Change. Nothing that a Sonic Screwdriver cannot fix!
One of the most popular television properties in the British market, Doctor Who, defies all marketing odds. Well-loved characters come and go. Monsters often come back in strikingly similar reinterpretations. And there was even a substantial sixteen year gap in the middle. Yet, it is only getting more popular! I wonder why . . .
To satisfy my inner Whovian (For those not in the exclusive club . . . it is the collective term for lovers of Doctor Who), I watched the 50 years of Doctor Who celebration last night on ABC2. Aren’t I cool!
Despite reliving some of my favourite Doctor Who moments, this programme showed the huge number of much loved stars that have come and gone from the show over the years. Each time they arrive audiences fall in love with them and when they leave the audiences are equally as devastated. Marketing theory would tell us that this would severely damage the brand.
The complete opposite happens with the monsters. These scary creatures are recycled over the years in new incarnations that are brought up to date with the current technology. Except the ever famous Daleks who constantly come back in their bulky body armour no matter how many times they are wiped out. Equally, this repetition should hurt the brand dramatically. But it doesn’t.
Do audiences reserve developing a strong connection with the current Doctor due to the knowledge that he will be replaced eventually? Not at all. In fact they are constantly thrown in the deep end as the two major characters are replaced almost every season.

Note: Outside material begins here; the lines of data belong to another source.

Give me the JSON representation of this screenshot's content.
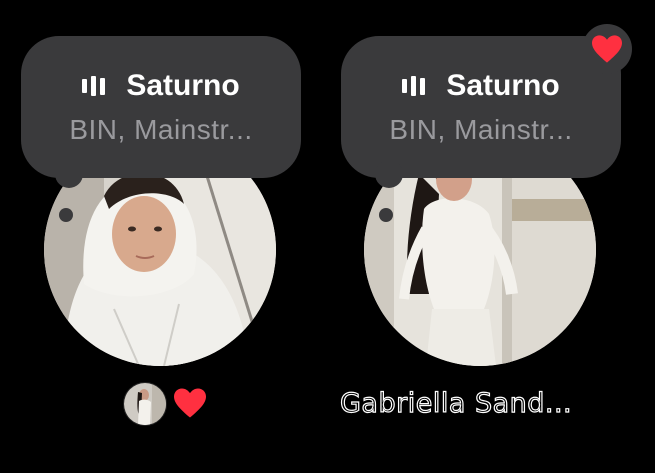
{
  "notes": [
    {
      "song_title": "Saturno",
      "song_meta": "BIN, Mainstr..."
    },
    {
      "song_title": "Saturno",
      "song_meta": "BIN, Mainstr..."
    }
  ],
  "right_user": {
    "name": "Gabriella Sand..."
  },
  "colors": {
    "background": "#000000",
    "bubble": "#3a3a3c",
    "meta_text": "#9a9a9e",
    "heart": "#ff3040"
  },
  "icons": {
    "music_bars": "music-bars-icon",
    "heart": "heart-icon"
  }
}
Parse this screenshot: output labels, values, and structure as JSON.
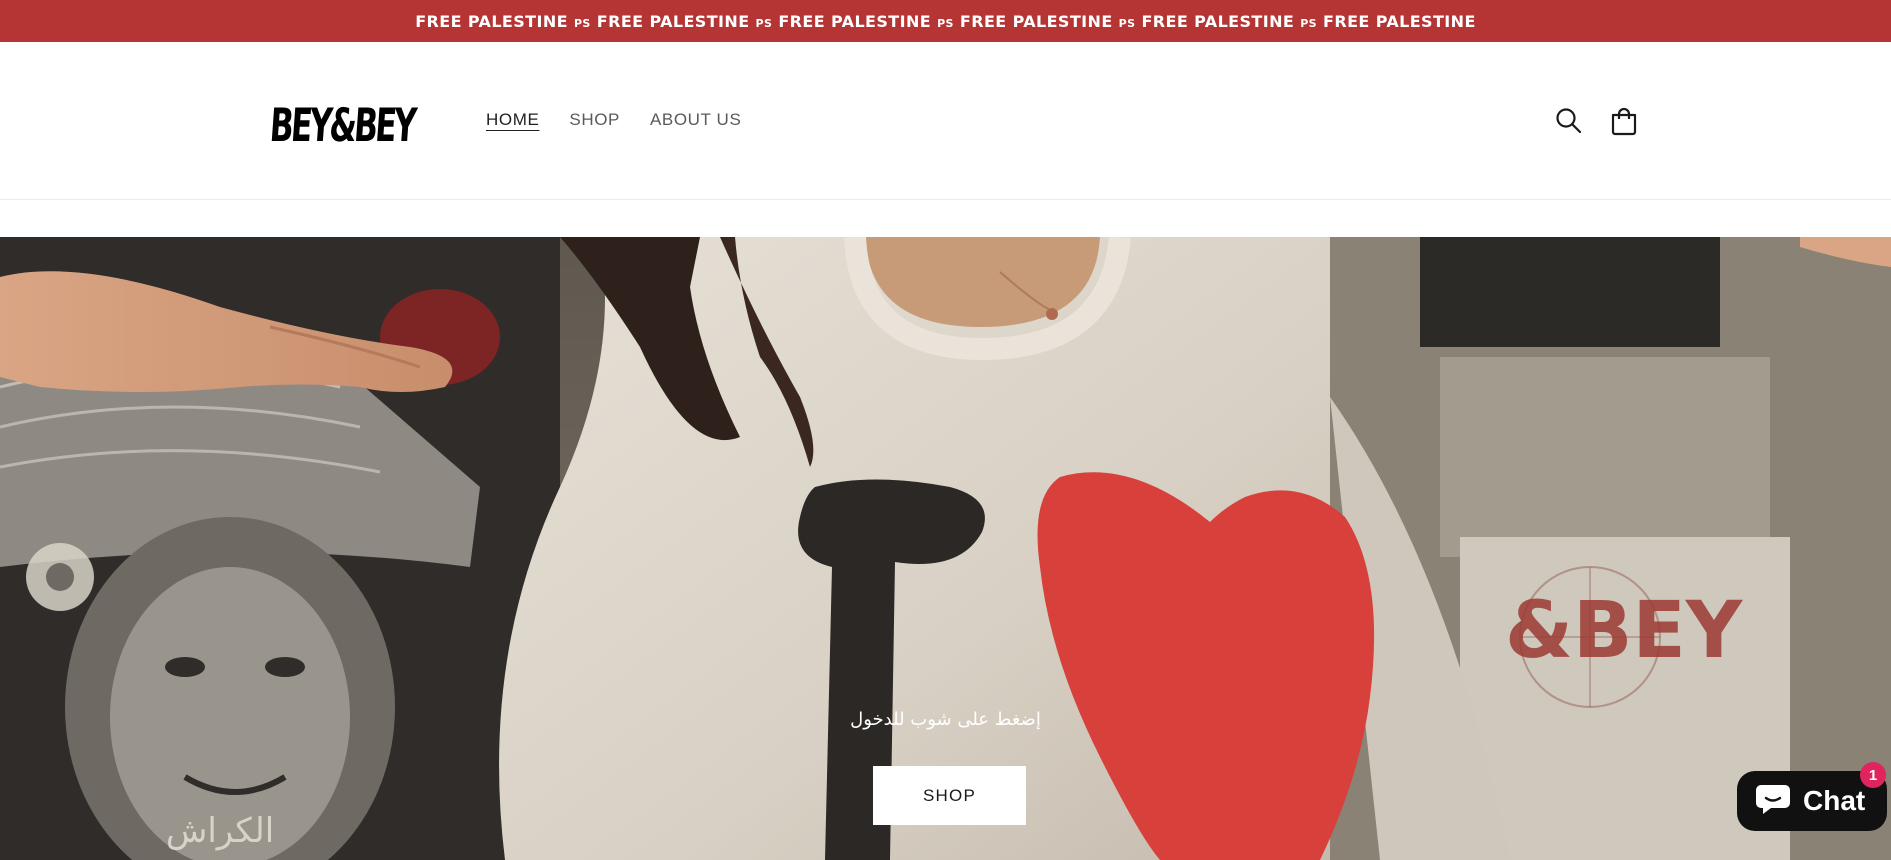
{
  "announcement": {
    "segments": [
      "FREE PALESTINE",
      "FREE PALESTINE",
      "FREE PALESTINE",
      "FREE PALESTINE",
      "FREE PALESTINE",
      "FREE PALESTINE"
    ],
    "separator": "PS",
    "background_color": "#b53434"
  },
  "header": {
    "logo_text": "BEY&BEY",
    "nav": [
      {
        "label": "HOME",
        "active": true
      },
      {
        "label": "SHOP",
        "active": false
      },
      {
        "label": "ABOUT US",
        "active": false
      }
    ],
    "icons": {
      "search": "search-icon",
      "cart": "cart-icon"
    }
  },
  "hero": {
    "subtitle": "إضغط على شوب للدخول",
    "button_label": "SHOP",
    "shirt_text": "I",
    "poster_text": "الكراش",
    "poster_brand": "&BEY",
    "heart_color": "#d8403c"
  },
  "chat": {
    "label": "Chat",
    "badge": "1",
    "icon": "chat-bubble-icon"
  }
}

But despite all these potential issues, there is actually one overriding phenomenon with which the audiences build relationships. Change. That is the one constant throughout the entire series. The audience is guaranteed change. And it is this changing component which has allowed the long-term survival of this iconic British brand.
Swapping the lead characters always creates an element of heartbreak in the hard core fans. But due to a number of consistencies including the TARDIS, the same ‘fighting monsters’ overarching plot, and often one of the lead characters, we manage to move on and forget the past leads ever existed allowing new perspectives on characters. It also allows the brand to maintain its novelty as audiences never get tired of staid characters.
But this is not limited to the main characters. The branding changes significantly from season to season. The opening titles change. The music makes great jumps to reflect the new characters. At first there are doubts, but the audience’s acceptance of inevitable change allows the brand to persevere and stay at the forefront of the industry.
There has to be at least one constant in every brand that maintains the consumer relationship. But it is never ‘change’. At least, it never was before Doctor Who and I doubt it will be executed as deftly for some time after!